When May Chaleoy came to America in 1997, she planned to learn English and then return to her native Bangkok. Instead, she opened Washington’s best Thai restaurant, a tamarind-scented oasis on Vashon Island (a 15-minute ferry ride from Seattle, where her former eponymous restaurant was located). Inside you’ll find 60 seats surrounded by carved teak and mahogany panels and lotus-petal light fixtures imported from Thailand. Still, it’s the food that commands your attention: central Thai classics like green curry (made from scratch with green chiles, Thai eggplant, coconut cream, and shipped-from-the-motherland Kaffir lime skin) and moo satay (yellow curry grilled pork skewers). But the pad thai is perhaps most memorable (and certainly most authentic): servers deliver banana leaf–wrapped parcels of noodles bathed in house-made tamarind sauce, mixed tableside with chiles, Chinese chives, bean sprouts, and bitter banana flowers.
Are you sick of those wide rice noodles yet? (No.) "These are basically pan-fried rice noodles with egg, Chinese broccoli, and your protein of choice," says Tila. The star ingredient is what sets this dish apart from laad na: a sweet soy sauce made with molasses. "It's nice and dark, with a sweet-salty balance." In fact, Tila thinks this dish is a shining example of the inherent complexity of Thai food. "I don't think that Americans have made Thai food too sweet—it's just that the spice and acid are often missing. And anyway, if it's not a little sweet it's not authentically Thai." This dish often hits the bullseye.

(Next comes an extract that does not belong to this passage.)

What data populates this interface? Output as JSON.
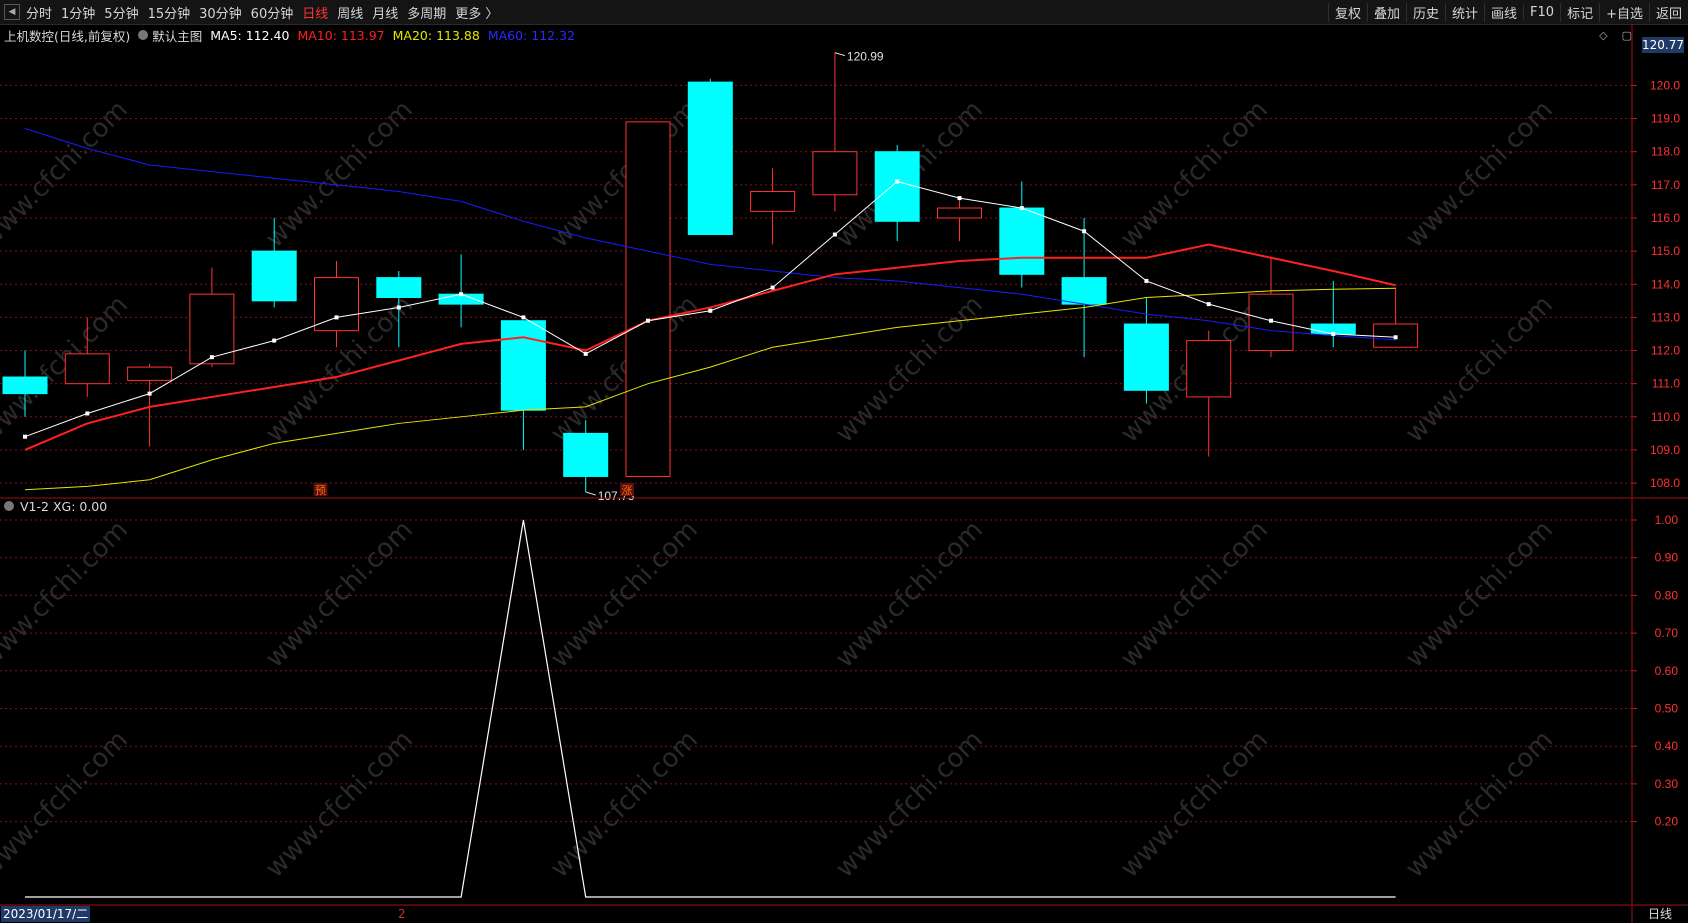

Diehard Thai fans make the pilgrimage to Issaquah’s Noodle Boat partly because Noodle Boat workers make the pilgrimage to Thailand annually, researching new dishes and making authentic chili paste to bring back to Seattle. Playfully named dishes like Queen of Banana, King of Garlic, Hot Meat, and “Whatever You Called?” can bring on serious heat by request. Recommended: BKK — Noodle Boat’s version of hor mok (curried fish custard), which is stir-fried rather than steamed.
nid ting thai holloway road
Derived from the Thai word for delicious, Aroy, Aloy was chosen by the family to ensure customers know the renamed restaurant's reasonable prices and healthy ingredients will remain the same for years to come. With dine in lunch specials from 11 a.m. – 3 p.m. every day and a host of gluten free and vegan meals, many find it hard to leave the Thai oasis in the city. Calling All Cars: The Blonde Paper Hanger / The Abandoned Bricks / The Swollen Face
Made with morsels of meat, red curry paste, smooth coconut milk and topped off with a sprinkling of finely sliced kaffir lime leaves, this rich, aromatic curry always gets those taste buds tingling. At its best when the meat is stunningly tender, it could be likened to a beautiful woman: it's mild, sweet and delicately fragrant. And like all true love affairs, absence makes the heart grow fonder. BgA - Dong Saya Dae (똥싸야돼) [Official Music Video]
Thanks largely to the opening of Sripraphai (more on that below) some 20 years ago, Queens (and particularly the bordering Woodside and Elmhurst neighborhoods) has become the borough most associated with wonderful Thai restaurants, and in the current landscape Ayada takes the cake. The lengthy menu is full of absolute hits from all over the country: succulent frog’s legs, fried golden and draped in holy basil; salty minced pork, hiding rich quarters of black (preserved) eggs; a tantalizing tamarind-infused sour curry, bobbing with shrimp and fluffy cubes of omelette. One visit would be just scratching the surface of what’s on offer; returning many times could yield such a diversity of recipes and flavors that you might feel like you’d visited a different restaurant each time, were it not for the consistency of both the cooking and the atmosphere. The small dining room is polished and elegant without feeling too formal, the service exceptionally attentive and extremely pleasant. A meal at Ayada is an all-around slam dunk. SUNDAY FUNDAY IN LONDON (yummy thai food & BYOB!)